#### Dataset rows describing interfaces

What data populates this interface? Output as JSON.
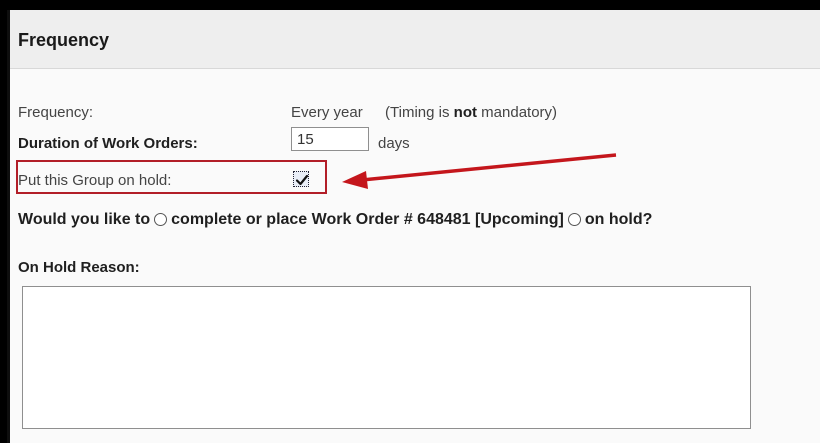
{
  "section": {
    "title": "Frequency"
  },
  "frequency": {
    "label": "Frequency:",
    "value": "Every year",
    "timing_prefix": "(Timing is ",
    "timing_bold": "not",
    "timing_suffix": " mandatory)"
  },
  "duration": {
    "label": "Duration of Work Orders:",
    "value": "15",
    "unit": "days"
  },
  "hold": {
    "label": "Put this Group on hold:",
    "checked": true
  },
  "work_order": {
    "prefix": "Would you like to",
    "option1": "complete or place Work Order # 648481 [Upcoming]",
    "option2": "on hold?"
  },
  "reason": {
    "label": "On Hold Reason:",
    "value": ""
  },
  "colors": {
    "highlight": "#b21e28",
    "arrow": "#c4161c"
  },
  "icons": {
    "checkmark": "checkmark-icon",
    "arrow": "arrow-left-icon"
  }
}
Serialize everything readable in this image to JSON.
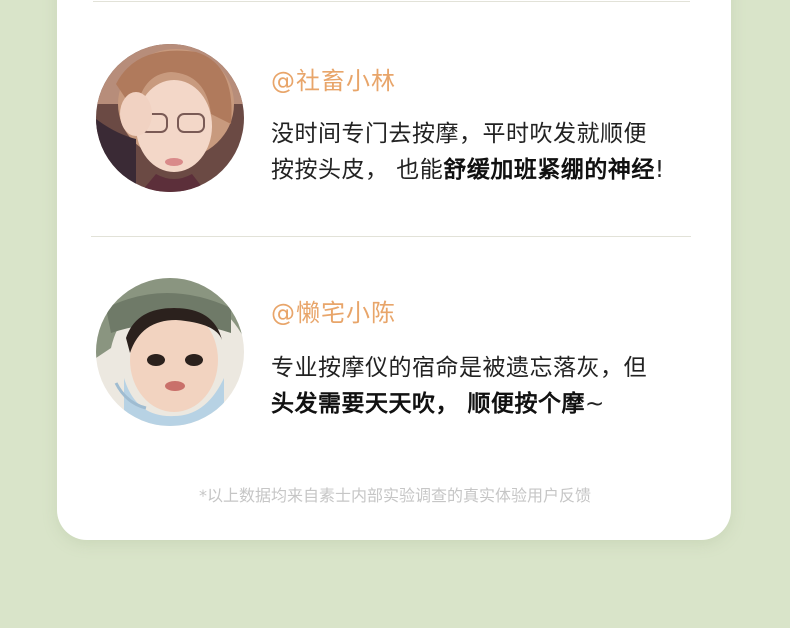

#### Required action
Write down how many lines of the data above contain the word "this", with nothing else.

#### Your solution
3